→ EXERCISE PROMPT:
Each line of the listing that contains "JSON" should be found and copied.
------------------------------------------------------------------------
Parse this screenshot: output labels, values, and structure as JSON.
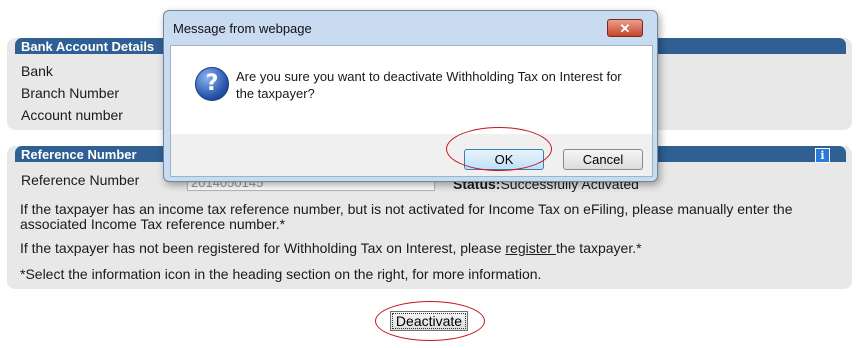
{
  "bank_panel": {
    "title": "Bank Account Details",
    "rows": [
      "Bank",
      "Branch Number",
      "Account number"
    ]
  },
  "reference_panel": {
    "title": "Reference Number",
    "row_label": "Reference Number",
    "input_value": "2014050145",
    "status_label": "Status:",
    "status_value": "Successfully Activated",
    "info_icon": "info-icon",
    "para1": "If the taxpayer has an income tax reference number, but is not activated for Income Tax on eFiling, please manually enter the associated Income Tax reference number.*",
    "para2_before": "If the taxpayer has not been registered for Withholding Tax on Interest, please ",
    "para2_link": "register ",
    "para2_after": "the taxpayer.*",
    "para3": "*Select the information icon in the heading section on the right, for more information."
  },
  "deactivate_button": "Deactivate",
  "dialog": {
    "title": "Message from webpage",
    "close_label": "✕",
    "icon": "question-icon",
    "message": "Are you sure you want to deactivate Withholding Tax on Interest for the taxpayer?",
    "ok_label": "OK",
    "cancel_label": "Cancel"
  },
  "colors": {
    "header": "#2f5f93",
    "panel": "#e8e8e8",
    "annotation": "#c4161c"
  }
}
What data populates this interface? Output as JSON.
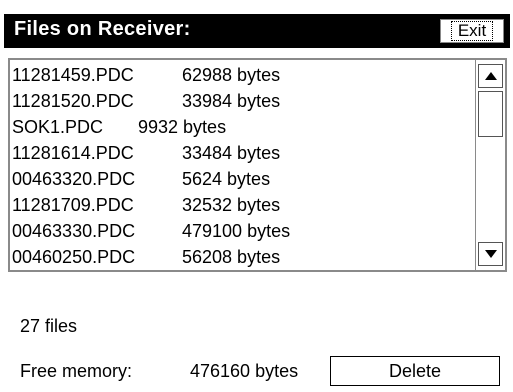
{
  "window": {
    "title": "Files on Receiver:",
    "exit_label": "Exit"
  },
  "file_list": {
    "items": [
      {
        "name": "11281459.PDC",
        "size": "62988 bytes"
      },
      {
        "name": "11281520.PDC",
        "size": "33984 bytes"
      },
      {
        "name": "SOK1.PDC",
        "size": "9932 bytes"
      },
      {
        "name": "11281614.PDC",
        "size": "33484 bytes"
      },
      {
        "name": "00463320.PDC",
        "size": "5624 bytes"
      },
      {
        "name": "11281709.PDC",
        "size": "32532 bytes"
      },
      {
        "name": "00463330.PDC",
        "size": "479100 bytes"
      },
      {
        "name": "00460250.PDC",
        "size": "56208 bytes"
      }
    ]
  },
  "scrollbar": {
    "up_icon": "arrow-up-icon",
    "down_icon": "arrow-down-icon"
  },
  "status": {
    "file_count": "27 files",
    "free_memory_label": "Free memory:",
    "free_memory_value": "476160 bytes"
  },
  "actions": {
    "delete_label": "Delete"
  }
}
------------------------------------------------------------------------
→ ANSWER:
Parse this screenshot: output labels, values, and structure as JSON.
What data populates this interface? Output as JSON.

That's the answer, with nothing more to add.